Stress can be associated with major risk factors for heart disease, including high blood pressure, high cholesterol, diabetes, obesity and physical inactivity.
Psychological stress is an independent risk factor for heart attacks, equivalent to cardiovascular hazards.
When you undergo a stressful situation, you experience a phenomenon called the "fight-or-flight" response.
You'd get out of your automobile and leave if the car in front of you caught fire. While in traffic, the response is unproductive.
However, persistent stress has several negative health impacts. This stress comes from a crowded commute, a bad marriage, or an oppressive employer.
Psychological stress which comes in many forms causes a "cascade of reactions" in the body. These include arterial inflammation, blood clotting, and blood vessel dysfunction.
It may affect mood, sleep, and appetite. Studies show that emotional stress may cause biochemical signs of cardiovascular disease and impair everyday life.
Chronic stress may promote heart disease.
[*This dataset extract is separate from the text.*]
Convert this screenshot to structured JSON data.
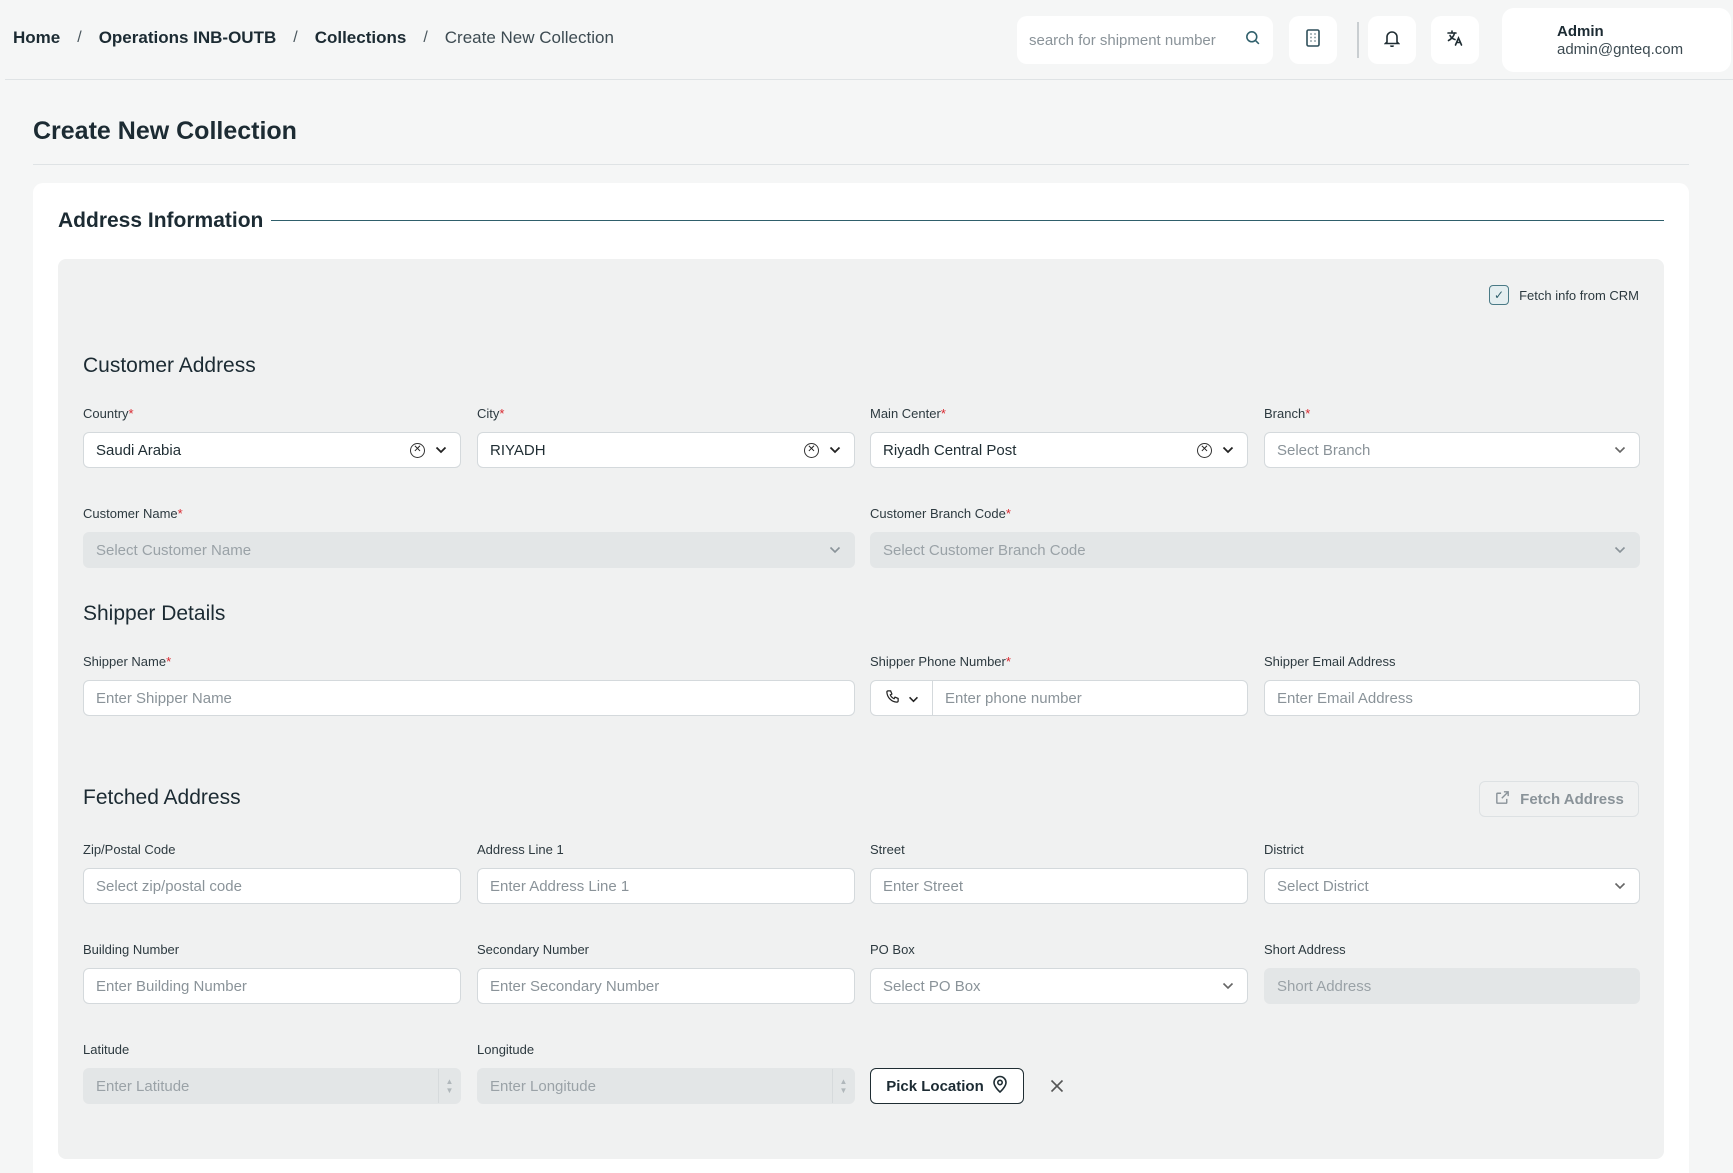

Stress increases blood pressure and inflammation, which harms cardiovascular health.
Work-related stress raised the chance of atrial fibrillation, an irregular heartbeat that may lead to stroke and heart failure.